Excerpts from an interface dataset:
--- START ---

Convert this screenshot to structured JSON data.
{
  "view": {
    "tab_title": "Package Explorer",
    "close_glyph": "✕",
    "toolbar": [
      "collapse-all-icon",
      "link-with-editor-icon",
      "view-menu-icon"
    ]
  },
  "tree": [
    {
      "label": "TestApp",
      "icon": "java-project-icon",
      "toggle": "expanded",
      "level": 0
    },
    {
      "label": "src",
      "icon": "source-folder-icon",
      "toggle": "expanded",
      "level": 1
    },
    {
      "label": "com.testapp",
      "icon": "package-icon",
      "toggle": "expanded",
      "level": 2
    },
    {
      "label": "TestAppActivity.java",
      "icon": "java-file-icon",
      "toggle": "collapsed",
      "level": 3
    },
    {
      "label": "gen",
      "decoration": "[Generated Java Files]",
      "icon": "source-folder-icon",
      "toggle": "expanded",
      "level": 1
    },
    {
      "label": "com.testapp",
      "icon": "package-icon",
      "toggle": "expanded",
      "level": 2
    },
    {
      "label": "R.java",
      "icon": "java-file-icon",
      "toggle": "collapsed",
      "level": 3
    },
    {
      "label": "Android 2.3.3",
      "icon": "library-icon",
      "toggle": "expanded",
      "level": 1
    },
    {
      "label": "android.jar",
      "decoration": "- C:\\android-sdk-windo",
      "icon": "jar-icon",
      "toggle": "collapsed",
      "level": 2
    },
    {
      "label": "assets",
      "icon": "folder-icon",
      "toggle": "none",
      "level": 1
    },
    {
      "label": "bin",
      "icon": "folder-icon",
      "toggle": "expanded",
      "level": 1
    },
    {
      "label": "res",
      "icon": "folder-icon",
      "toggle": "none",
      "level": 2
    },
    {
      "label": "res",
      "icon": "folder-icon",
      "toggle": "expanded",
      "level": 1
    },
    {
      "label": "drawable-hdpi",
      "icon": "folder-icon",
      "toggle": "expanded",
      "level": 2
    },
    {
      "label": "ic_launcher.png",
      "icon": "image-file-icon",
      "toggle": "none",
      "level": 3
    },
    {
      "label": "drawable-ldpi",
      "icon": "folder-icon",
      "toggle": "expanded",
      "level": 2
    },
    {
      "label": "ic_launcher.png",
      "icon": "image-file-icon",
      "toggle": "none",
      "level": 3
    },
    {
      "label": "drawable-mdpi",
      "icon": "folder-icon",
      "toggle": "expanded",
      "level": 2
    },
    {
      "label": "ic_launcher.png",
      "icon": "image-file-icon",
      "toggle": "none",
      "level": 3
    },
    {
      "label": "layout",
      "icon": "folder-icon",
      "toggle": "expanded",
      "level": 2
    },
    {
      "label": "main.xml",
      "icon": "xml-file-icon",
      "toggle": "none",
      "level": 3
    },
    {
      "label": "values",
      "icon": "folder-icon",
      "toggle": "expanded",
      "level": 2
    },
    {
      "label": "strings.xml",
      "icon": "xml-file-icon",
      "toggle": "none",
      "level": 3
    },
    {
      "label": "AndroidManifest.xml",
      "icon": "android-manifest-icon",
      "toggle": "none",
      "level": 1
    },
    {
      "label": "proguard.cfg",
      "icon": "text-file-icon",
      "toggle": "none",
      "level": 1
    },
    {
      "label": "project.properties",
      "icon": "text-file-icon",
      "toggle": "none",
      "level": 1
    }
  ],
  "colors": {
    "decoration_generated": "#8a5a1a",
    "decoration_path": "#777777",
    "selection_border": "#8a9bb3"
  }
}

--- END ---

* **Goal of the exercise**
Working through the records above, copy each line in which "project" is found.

* **Solution for this task**
      "icon": "java-project-icon",
      "label": "project.properties",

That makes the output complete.